Democratic Gov. Brian Schweitzer, who during the 2011 session took a veto branding iron to GOP-backed bills he didn’t like, touts HB 334 — spearheaded by Republican-led Legislature and signed after he sought some compromises — as one of his major accomplishments in the 62nd session.
“This is a good bill for all the right reasons, everybody in Montana wins,” said Schweitzer, surrounded by lawmakers during an April 5, 2011, bill-signing ceremony in his reception room.
The head of the state’s largest workers’ compensation insurer recently tell lawmakers that HB 334 “keeps us up at night.”
“We believe the savings are attainable and achievable, but we have to keep our eye on the ball,” Laurence Hubbard, executive director of the Montana State Fund, told the state’s Economic Interim Committee during its Sept. 11 meeting.
Though rates were reduced, he said it’s too early to determine the impact on insurers. Hubbard said it could be at least 2016 — the end of the first five years of the bill being enacted — before it can be determined if the reforms are working.
The most recent workers’ compensation reform began in 2006, when the governor started the Labor-Management Advisory Council, made up of labor and management representatives, to look at changes.
LMAC, headed by Lt. Gov. John Bohlinger, developed a proposal, but the plan was discarded early in the 2011 session in favor of HB 334, a Republican-backed proposal that made deeper rate reductions and, officials said, incorporated many of LMAC’s ideas.
HB 334 was seen as a godsend to employers. By cutting costs, some hoped, wages would increase, helping employers hire more workers. Even if it failed to knock Montana from its dubious perch, it would at least move the state closer to the rest of the nation.
The National Council on Compensation Insurance estimated HB 334 would bring savings of 20 percent to 44 percent in the first year alone, or guaranteed savings of $84 million to $183 million.
Within weeks of its passage, the Montana State Fund cut rates that kicked in July 1, 2011, then announced in April the rates would remain the same for the next fiscal year that began July 1. Hubbard said in an April 27 news release the board believed “results were still too uncertain and that holding the line on rates would be in the best interest of Montana’s business owners.”

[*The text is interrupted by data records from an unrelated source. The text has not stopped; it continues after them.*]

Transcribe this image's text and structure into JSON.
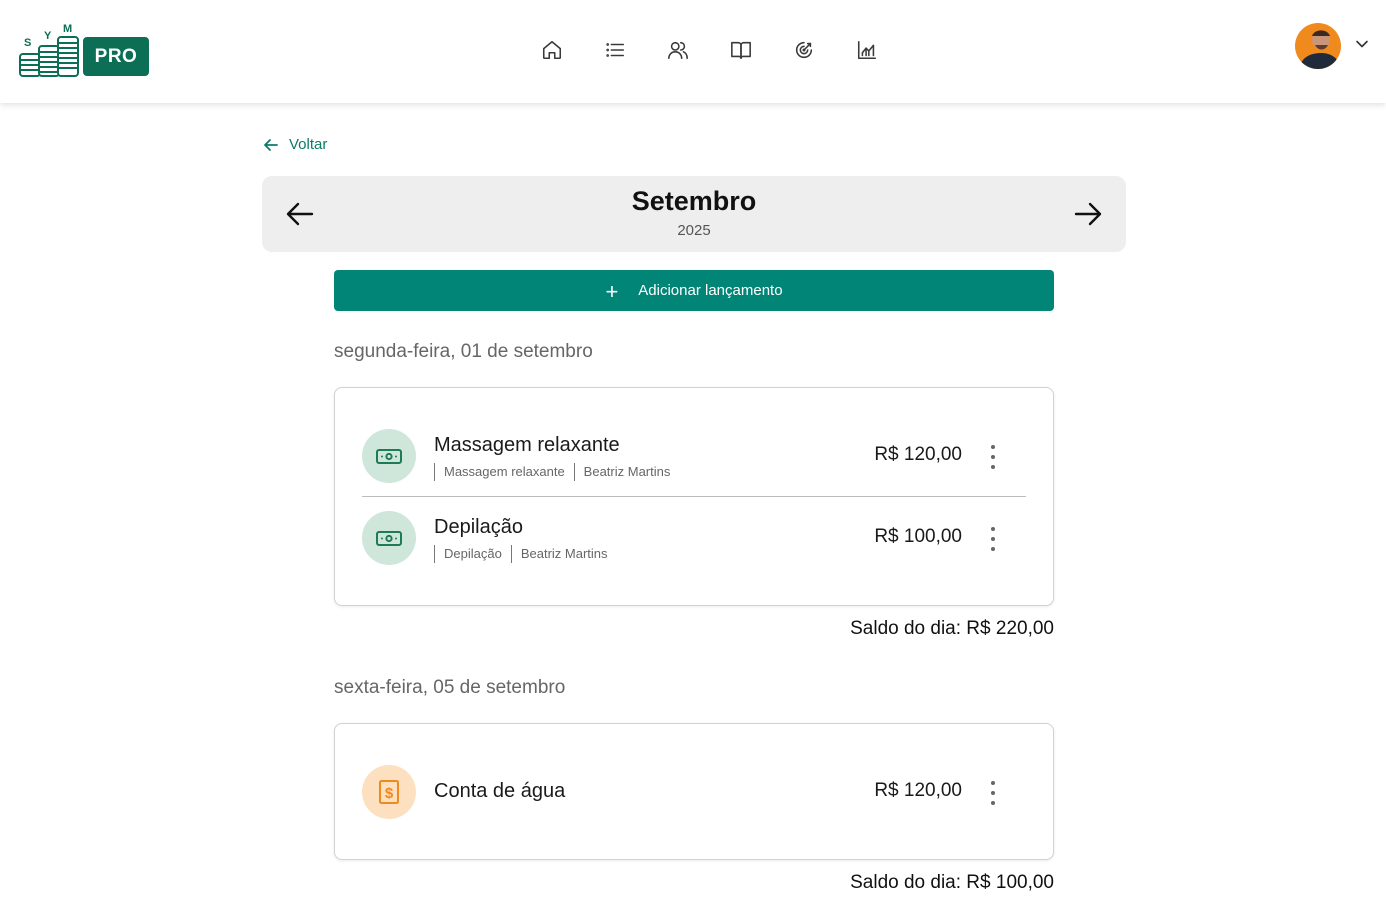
{
  "header": {
    "logo_letters": [
      "S",
      "Y",
      "M"
    ],
    "logo_badge": "PRO",
    "nav": [
      {
        "name": "home-icon"
      },
      {
        "name": "list-icon"
      },
      {
        "name": "users-icon"
      },
      {
        "name": "book-icon"
      },
      {
        "name": "target-icon"
      },
      {
        "name": "chart-icon"
      }
    ],
    "avatar": "avatar",
    "avatar_caret": "chevron-down-icon"
  },
  "back": {
    "label": "Voltar"
  },
  "month_nav": {
    "month": "Setembro",
    "year": "2025"
  },
  "add_button": {
    "label": "Adicionar lançamento",
    "icon": "+"
  },
  "days": [
    {
      "heading": "segunda-feira, 01 de setembro",
      "entries": [
        {
          "title": "Massagem relaxante",
          "tags": [
            "Massagem relaxante",
            "Beatriz Martins"
          ],
          "amount": "R$ 120,00",
          "icon": "cash-icon",
          "icon_color": "#1f7a57"
        },
        {
          "title": "Depilação",
          "tags": [
            "Depilação",
            "Beatriz Martins"
          ],
          "amount": "R$ 100,00",
          "icon": "cash-icon",
          "icon_color": "#1f7a57"
        }
      ],
      "saldo": "Saldo do dia: R$ 220,00"
    },
    {
      "heading": "sexta-feira, 05 de setembro",
      "entries": [
        {
          "title": "Conta de água",
          "tags": [],
          "amount": "R$ 120,00",
          "icon": "dollar-bill-icon",
          "icon_color": "#f08a1c"
        }
      ],
      "saldo": "Saldo do dia: R$ 100,00"
    }
  ],
  "colors": {
    "accent": "#008577",
    "brand": "#0b6e55",
    "income_icon_bg": "#cfe6da",
    "expense_icon_bg": "#fde0c0"
  }
}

He saw the board’s action as “a sign of faith that we are doing everything we can to reduce lost cost reductions,” and said the goal was to “maintain as much stability as we can for Montana businesses.”
But why so gloomy during the Sept. 11 Economic Interim Committee meeting?
“I was just being frank and transparent with policymakers,” he told Montana Watchdog a few days after the meeting. “I don’t have a lot of data yet.”
What makes him nervous, he said, is whether the state has enough money to fulfill obligations to injured workers. One of the big-ticket items calls for the closure of medical benefits five years from the date of permanent partial injury. Hubbard said that alone made up 12 percent of the 20 percent decrease. The first claim to hit that threshold should hit in 2016.
“If it holds, you will have some good results,” Hubbard told the panel.
Diana Ferriter, administrator with the employment relations division of the Department of Labor and Industry, agreed with Hubbard’s assessment, adding it would be a while before “anything real” would be seen on benefits.
Hubbard said it’s important to give the reforms a chance.
“We just have to have faith and steady as she goes,” he said. “We have to maintain as much stability as we can for Montana businesses. The more stable we can keep the workers’ compensation system the better it is, then we can work with it. There’s not a single employer in the state who doesn’t want to see a worker taken care of.”
Contact Phil Drake at firstname.lastname@example.org or (406) 442-4561.